Nothing in the records may change when you print them out again.

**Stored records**
※

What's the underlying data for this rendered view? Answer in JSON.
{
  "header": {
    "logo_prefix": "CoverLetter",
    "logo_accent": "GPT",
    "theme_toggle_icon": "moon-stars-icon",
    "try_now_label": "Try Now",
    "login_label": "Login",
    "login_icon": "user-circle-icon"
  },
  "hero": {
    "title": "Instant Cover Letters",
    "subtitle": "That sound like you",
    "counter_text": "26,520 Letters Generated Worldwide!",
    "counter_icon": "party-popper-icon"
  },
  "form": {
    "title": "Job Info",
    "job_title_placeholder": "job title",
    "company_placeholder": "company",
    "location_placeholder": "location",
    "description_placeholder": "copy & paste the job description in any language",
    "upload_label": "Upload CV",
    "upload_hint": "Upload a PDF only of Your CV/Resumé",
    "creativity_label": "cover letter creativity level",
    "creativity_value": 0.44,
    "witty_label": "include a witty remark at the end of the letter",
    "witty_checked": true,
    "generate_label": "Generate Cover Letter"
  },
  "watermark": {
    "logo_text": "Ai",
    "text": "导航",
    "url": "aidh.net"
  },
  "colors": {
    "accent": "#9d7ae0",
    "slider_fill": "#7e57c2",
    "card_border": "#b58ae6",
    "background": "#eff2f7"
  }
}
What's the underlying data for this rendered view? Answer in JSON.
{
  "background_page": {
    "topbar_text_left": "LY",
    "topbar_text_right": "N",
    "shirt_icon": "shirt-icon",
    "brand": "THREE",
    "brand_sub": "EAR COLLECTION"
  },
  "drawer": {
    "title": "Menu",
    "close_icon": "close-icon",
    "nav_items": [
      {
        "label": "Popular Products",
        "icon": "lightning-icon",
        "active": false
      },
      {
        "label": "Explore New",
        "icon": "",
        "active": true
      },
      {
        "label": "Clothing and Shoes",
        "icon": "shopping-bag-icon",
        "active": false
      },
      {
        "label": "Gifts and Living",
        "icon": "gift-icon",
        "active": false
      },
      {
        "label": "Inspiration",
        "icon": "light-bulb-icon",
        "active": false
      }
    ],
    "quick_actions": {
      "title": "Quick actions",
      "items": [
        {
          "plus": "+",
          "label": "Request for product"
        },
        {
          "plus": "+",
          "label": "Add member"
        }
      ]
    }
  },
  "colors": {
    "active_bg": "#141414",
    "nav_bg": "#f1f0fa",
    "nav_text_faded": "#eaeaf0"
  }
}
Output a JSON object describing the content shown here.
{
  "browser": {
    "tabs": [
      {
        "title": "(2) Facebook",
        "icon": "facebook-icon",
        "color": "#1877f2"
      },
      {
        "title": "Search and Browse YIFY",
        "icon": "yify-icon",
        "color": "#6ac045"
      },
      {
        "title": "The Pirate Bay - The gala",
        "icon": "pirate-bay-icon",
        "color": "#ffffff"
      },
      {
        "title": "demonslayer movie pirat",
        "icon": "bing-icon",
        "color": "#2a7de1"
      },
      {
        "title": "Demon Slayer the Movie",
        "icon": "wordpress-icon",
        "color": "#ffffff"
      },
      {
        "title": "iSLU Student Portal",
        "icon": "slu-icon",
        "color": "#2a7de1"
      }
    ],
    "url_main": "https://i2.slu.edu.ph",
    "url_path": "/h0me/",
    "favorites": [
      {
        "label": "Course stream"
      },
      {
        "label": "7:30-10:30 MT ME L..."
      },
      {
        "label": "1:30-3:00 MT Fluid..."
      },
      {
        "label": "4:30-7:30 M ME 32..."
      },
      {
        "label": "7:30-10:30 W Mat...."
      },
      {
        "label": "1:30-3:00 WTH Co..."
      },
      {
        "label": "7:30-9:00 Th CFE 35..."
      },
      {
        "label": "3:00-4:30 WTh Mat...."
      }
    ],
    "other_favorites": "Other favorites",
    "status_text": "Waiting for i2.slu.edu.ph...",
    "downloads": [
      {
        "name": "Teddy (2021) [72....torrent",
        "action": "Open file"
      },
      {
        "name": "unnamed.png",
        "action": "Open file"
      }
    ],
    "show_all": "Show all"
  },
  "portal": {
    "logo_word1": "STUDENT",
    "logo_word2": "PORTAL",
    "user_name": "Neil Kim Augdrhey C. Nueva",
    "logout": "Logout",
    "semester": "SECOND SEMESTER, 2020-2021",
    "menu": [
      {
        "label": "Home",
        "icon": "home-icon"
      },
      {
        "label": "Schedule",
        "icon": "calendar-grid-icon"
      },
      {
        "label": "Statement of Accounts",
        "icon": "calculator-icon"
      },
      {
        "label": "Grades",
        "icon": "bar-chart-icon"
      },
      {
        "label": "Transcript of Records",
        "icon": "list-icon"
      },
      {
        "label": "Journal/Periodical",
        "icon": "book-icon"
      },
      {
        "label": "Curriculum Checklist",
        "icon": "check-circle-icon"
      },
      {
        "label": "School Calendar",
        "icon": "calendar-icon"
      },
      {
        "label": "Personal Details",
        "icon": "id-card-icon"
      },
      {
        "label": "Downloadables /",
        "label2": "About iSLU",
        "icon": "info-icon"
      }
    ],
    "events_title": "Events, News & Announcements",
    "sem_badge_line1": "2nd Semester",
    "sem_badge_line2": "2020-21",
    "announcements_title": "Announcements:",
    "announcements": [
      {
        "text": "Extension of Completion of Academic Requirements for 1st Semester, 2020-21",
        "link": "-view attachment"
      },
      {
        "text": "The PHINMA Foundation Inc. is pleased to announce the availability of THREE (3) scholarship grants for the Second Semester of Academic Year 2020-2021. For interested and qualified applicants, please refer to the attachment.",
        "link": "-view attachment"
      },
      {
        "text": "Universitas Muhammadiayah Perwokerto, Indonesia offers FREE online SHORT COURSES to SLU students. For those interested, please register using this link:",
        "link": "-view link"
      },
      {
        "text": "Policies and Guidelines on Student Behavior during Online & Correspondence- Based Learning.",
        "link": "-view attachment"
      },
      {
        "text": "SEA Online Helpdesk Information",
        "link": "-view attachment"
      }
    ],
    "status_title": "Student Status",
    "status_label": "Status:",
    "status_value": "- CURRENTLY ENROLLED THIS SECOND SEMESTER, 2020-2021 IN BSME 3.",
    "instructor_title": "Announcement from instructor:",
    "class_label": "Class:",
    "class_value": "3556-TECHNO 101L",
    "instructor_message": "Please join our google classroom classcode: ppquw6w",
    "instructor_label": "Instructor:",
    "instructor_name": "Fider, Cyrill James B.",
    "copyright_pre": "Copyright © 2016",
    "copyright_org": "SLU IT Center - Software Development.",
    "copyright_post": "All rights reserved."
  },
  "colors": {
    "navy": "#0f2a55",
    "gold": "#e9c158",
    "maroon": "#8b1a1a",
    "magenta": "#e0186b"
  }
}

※

**Answer below**
What's the underlying data for this rendered view? Answer in JSON.
{
  "header": {
    "logo_prefix": "CoverLetter",
    "logo_accent": "GPT",
    "theme_toggle_icon": "moon-stars-icon",
    "try_now_label": "Try Now",
    "login_label": "Login",
    "login_icon": "user-circle-icon"
  },
  "hero": {
    "title": "Instant Cover Letters",
    "subtitle": "That sound like you",
    "counter_text": "26,520 Letters Generated Worldwide!",
    "counter_icon": "party-popper-icon"
  },
  "form": {
    "title": "Job Info",
    "job_title_placeholder": "job title",
    "company_placeholder": "company",
    "location_placeholder": "location",
    "description_placeholder": "copy & paste the job description in any language",
    "upload_label": "Upload CV",
    "upload_hint": "Upload a PDF only of Your CV/Resumé",
    "creativity_label": "cover letter creativity level",
    "creativity_value": 0.44,
    "witty_label": "include a witty remark at the end of the letter",
    "witty_checked": true,
    "generate_label": "Generate Cover Letter"
  },
  "watermark": {
    "logo_text": "Ai",
    "text": "导航",
    "url": "aidh.net"
  },
  "colors": {
    "accent": "#9d7ae0",
    "slider_fill": "#7e57c2",
    "card_border": "#b58ae6",
    "background": "#eff2f7"
  }
}
What's the underlying data for this rendered view? Answer in JSON.
{
  "background_page": {
    "topbar_text_left": "LY",
    "topbar_text_right": "N",
    "shirt_icon": "shirt-icon",
    "brand": "THREE",
    "brand_sub": "EAR COLLECTION"
  },
  "drawer": {
    "title": "Menu",
    "close_icon": "close-icon",
    "nav_items": [
      {
        "label": "Popular Products",
        "icon": "lightning-icon",
        "active": false
      },
      {
        "label": "Explore New",
        "icon": "",
        "active": true
      },
      {
        "label": "Clothing and Shoes",
        "icon": "shopping-bag-icon",
        "active": false
      },
      {
        "label": "Gifts and Living",
        "icon": "gift-icon",
        "active": false
      },
      {
        "label": "Inspiration",
        "icon": "light-bulb-icon",
        "active": false
      }
    ],
    "quick_actions": {
      "title": "Quick actions",
      "items": [
        {
          "plus": "+",
          "label": "Request for product"
        },
        {
          "plus": "+",
          "label": "Add member"
        }
      ]
    }
  },
  "colors": {
    "active_bg": "#141414",
    "nav_bg": "#f1f0fa",
    "nav_text_faded": "#eaeaf0"
  }
}
Output a JSON object describing the content shown here.
{
  "browser": {
    "tabs": [
      {
        "title": "(2) Facebook",
        "icon": "facebook-icon",
        "color": "#1877f2"
      },
      {
        "title": "Search and Browse YIFY",
        "icon": "yify-icon",
        "color": "#6ac045"
      },
      {
        "title": "The Pirate Bay - The gala",
        "icon": "pirate-bay-icon",
        "color": "#ffffff"
      },
      {
        "title": "demonslayer movie pirat",
        "icon": "bing-icon",
        "color": "#2a7de1"
      },
      {
        "title": "Demon Slayer the Movie",
        "icon": "wordpress-icon",
        "color": "#ffffff"
      },
      {
        "title": "iSLU Student Portal",
        "icon": "slu-icon",
        "color": "#2a7de1"
      }
    ],
    "url_main": "https://i2.slu.edu.ph",
    "url_path": "/h0me/",
    "favorites": [
      {
        "label": "Course stream"
      },
      {
        "label": "7:30-10:30 MT ME L..."
      },
      {
        "label": "1:30-3:00 MT Fluid..."
      },
      {
        "label": "4:30-7:30 M ME 32..."
      },
      {
        "label": "7:30-10:30 W Mat...."
      },
      {
        "label": "1:30-3:00 WTH Co..."
      },
      {
        "label": "7:30-9:00 Th CFE 35..."
      },
      {
        "label": "3:00-4:30 WTh Mat...."
      }
    ],
    "other_favorites": "Other favorites",
    "status_text": "Waiting for i2.slu.edu.ph...",
    "downloads": [
      {
        "name": "Teddy (2021) [72....torrent",
        "action": "Open file"
      },
      {
        "name": "unnamed.png",
        "action": "Open file"
      }
    ],
    "show_all": "Show all"
  },
  "portal": {
    "logo_word1": "STUDENT",
    "logo_word2": "PORTAL",
    "user_name": "Neil Kim Augdrhey C. Nueva",
    "logout": "Logout",
    "semester": "SECOND SEMESTER, 2020-2021",
    "menu": [
      {
        "label": "Home",
        "icon": "home-icon"
      },
      {
        "label": "Schedule",
        "icon": "calendar-grid-icon"
      },
      {
        "label": "Statement of Accounts",
        "icon": "calculator-icon"
      },
      {
        "label": "Grades",
        "icon": "bar-chart-icon"
      },
      {
        "label": "Transcript of Records",
        "icon": "list-icon"
      },
      {
        "label": "Journal/Periodical",
        "icon": "book-icon"
      },
      {
        "label": "Curriculum Checklist",
        "icon": "check-circle-icon"
      },
      {
        "label": "School Calendar",
        "icon": "calendar-icon"
      },
      {
        "label": "Personal Details",
        "icon": "id-card-icon"
      },
      {
        "label": "Downloadables /",
        "label2": "About iSLU",
        "icon": "info-icon"
      }
    ],
    "events_title": "Events, News & Announcements",
    "sem_badge_line1": "2nd Semester",
    "sem_badge_line2": "2020-21",
    "announcements_title": "Announcements:",
    "announcements": [
      {
        "text": "Extension of Completion of Academic Requirements for 1st Semester, 2020-21",
        "link": "-view attachment"
      },
      {
        "text": "The PHINMA Foundation Inc. is pleased to announce the availability of THREE (3) scholarship grants for the Second Semester of Academic Year 2020-2021. For interested and qualified applicants, please refer to the attachment.",
        "link": "-view attachment"
      },
      {
        "text": "Universitas Muhammadiayah Perwokerto, Indonesia offers FREE online SHORT COURSES to SLU students. For those interested, please register using this link:",
        "link": "-view link"
      },
      {
        "text": "Policies and Guidelines on Student Behavior during Online & Correspondence- Based Learning.",
        "link": "-view attachment"
      },
      {
        "text": "SEA Online Helpdesk Information",
        "link": "-view attachment"
      }
    ],
    "status_title": "Student Status",
    "status_label": "Status:",
    "status_value": "- CURRENTLY ENROLLED THIS SECOND SEMESTER, 2020-2021 IN BSME 3.",
    "instructor_title": "Announcement from instructor:",
    "class_label": "Class:",
    "class_value": "3556-TECHNO 101L",
    "instructor_message": "Please join our google classroom classcode: ppquw6w",
    "instructor_label": "Instructor:",
    "instructor_name": "Fider, Cyrill James B.",
    "copyright_pre": "Copyright © 2016",
    "copyright_org": "SLU IT Center - Software Development.",
    "copyright_post": "All rights reserved."
  },
  "colors": {
    "navy": "#0f2a55",
    "gold": "#e9c158",
    "maroon": "#8b1a1a",
    "magenta": "#e0186b"
  }
}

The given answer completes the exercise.